### TASK TO COMPLETE
Set down the listing exactly as given, minus images.

### EXTRACTED RECORDS
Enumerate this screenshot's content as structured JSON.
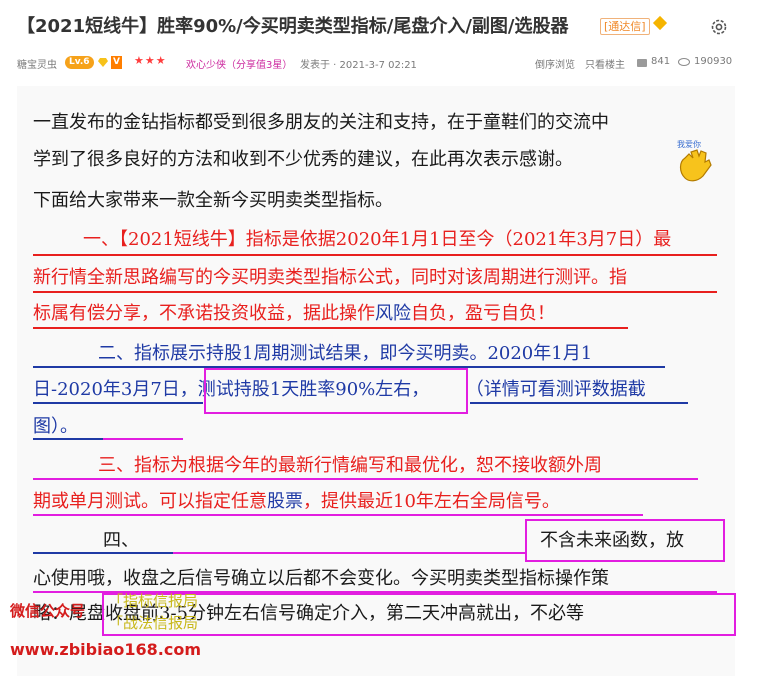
{
  "header": {
    "title": "【2021短线牛】胜率90%/今买明卖类型指标/尾盘介入/副图/选股器",
    "tag": "[通达信]"
  },
  "meta": {
    "author": "糖宝灵虫",
    "level": "Lv.6",
    "vip": "V",
    "stars": "★★★",
    "rank": "欢心少侠（分享值3星）",
    "posted": "发表于 · 2021-3-7 02:21",
    "reverse_view": "倒序浏览",
    "only_author": "只看楼主",
    "replies": "841",
    "views": "190930"
  },
  "post": {
    "l1": "一直发布的金钻指标都受到很多朋友的关注和支持，在于童鞋们的交流中",
    "l2": "学到了很多良好的方法和收到不少优秀的建议，在此再次表示感谢。",
    "sticker_text": "我爱你",
    "l3": "下面给大家带来一款全新今买明卖类型指标。",
    "s1_l1": "一、【2021短线牛】指标是依据2020年1月1日至今（2021年3月7日）最",
    "s1_l2": "新行情全新思路编写的今买明卖类型指标公式，同时对该周期进行测评。指",
    "s1_l3a": "标属有偿分享，不承诺投资收益，据此操作",
    "s1_l3_link": "风险",
    "s1_l3b": "自负，盈亏自负！",
    "s2_l1": "二、指标展示持股1周期测试结果，即今买明卖。2020年1月1",
    "s2_l2a": "日-2020年3月7日，",
    "s2_l2_box": "测试持股1天胜率90%左右，",
    "s2_l2b": "（详情可看测评数据截",
    "s2_l3": "图）。",
    "s3_l1": "三、指标为根据今年的最新行情编写和最优化，恕不接收额外周",
    "s3_l2a": "期或单月测试。可以指定任意",
    "s3_l2_link": "股票",
    "s3_l2b": "，提供最近10年左右全局信号。",
    "s4_label": "四、",
    "s4_box": "不含未来函数，放",
    "s4_l2": "心使用哦，收盘之后信号确立以后都不会变化。今买明卖类型指标操作策",
    "s4_l3": "略：尾盘收盘前3-5分钟左右信号确定介入，第二天冲高就出，不必等"
  },
  "watermark": {
    "wechat": "微信公众号",
    "tag1": "「指标信报局",
    "tag2": "「战法信报局",
    "url": "www.zbibiao168.com"
  },
  "colors": {
    "accent_red": "#e8201e",
    "accent_blue": "#1f3aa5",
    "highlight_magenta": "#e21ee0"
  }
}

### OUTPUT FOR THIS EXERCISE
Enumerate this screenshot's content as structured JSON.
{
  "header": {
    "title": "【2021短线牛】胜率90%/今买明卖类型指标/尾盘介入/副图/选股器",
    "tag": "[通达信]"
  },
  "meta": {
    "author": "糖宝灵虫",
    "level": "Lv.6",
    "vip": "V",
    "stars": "★★★",
    "rank": "欢心少侠（分享值3星）",
    "posted": "发表于 · 2021-3-7 02:21",
    "reverse_view": "倒序浏览",
    "only_author": "只看楼主",
    "replies": "841",
    "views": "190930"
  },
  "post": {
    "l1": "一直发布的金钻指标都受到很多朋友的关注和支持，在于童鞋们的交流中",
    "l2": "学到了很多良好的方法和收到不少优秀的建议，在此再次表示感谢。",
    "sticker_text": "我爱你",
    "l3": "下面给大家带来一款全新今买明卖类型指标。",
    "s1_l1": "一、【2021短线牛】指标是依据2020年1月1日至今（2021年3月7日）最",
    "s1_l2": "新行情全新思路编写的今买明卖类型指标公式，同时对该周期进行测评。指",
    "s1_l3a": "标属有偿分享，不承诺投资收益，据此操作",
    "s1_l3_link": "风险",
    "s1_l3b": "自负，盈亏自负！",
    "s2_l1": "二、指标展示持股1周期测试结果，即今买明卖。2020年1月1",
    "s2_l2a": "日-2020年3月7日，",
    "s2_l2_box": "测试持股1天胜率90%左右，",
    "s2_l2b": "（详情可看测评数据截",
    "s2_l3": "图）。",
    "s3_l1": "三、指标为根据今年的最新行情编写和最优化，恕不接收额外周",
    "s3_l2a": "期或单月测试。可以指定任意",
    "s3_l2_link": "股票",
    "s3_l2b": "，提供最近10年左右全局信号。",
    "s4_label": "四、",
    "s4_box": "不含未来函数，放",
    "s4_l2": "心使用哦，收盘之后信号确立以后都不会变化。今买明卖类型指标操作策",
    "s4_l3": "略：尾盘收盘前3-5分钟左右信号确定介入，第二天冲高就出，不必等"
  },
  "watermark": {
    "wechat": "微信公众号",
    "tag1": "「指标信报局",
    "tag2": "「战法信报局",
    "url": "www.zbibiao168.com"
  },
  "colors": {
    "accent_red": "#e8201e",
    "accent_blue": "#1f3aa5",
    "highlight_magenta": "#e21ee0"
  }
}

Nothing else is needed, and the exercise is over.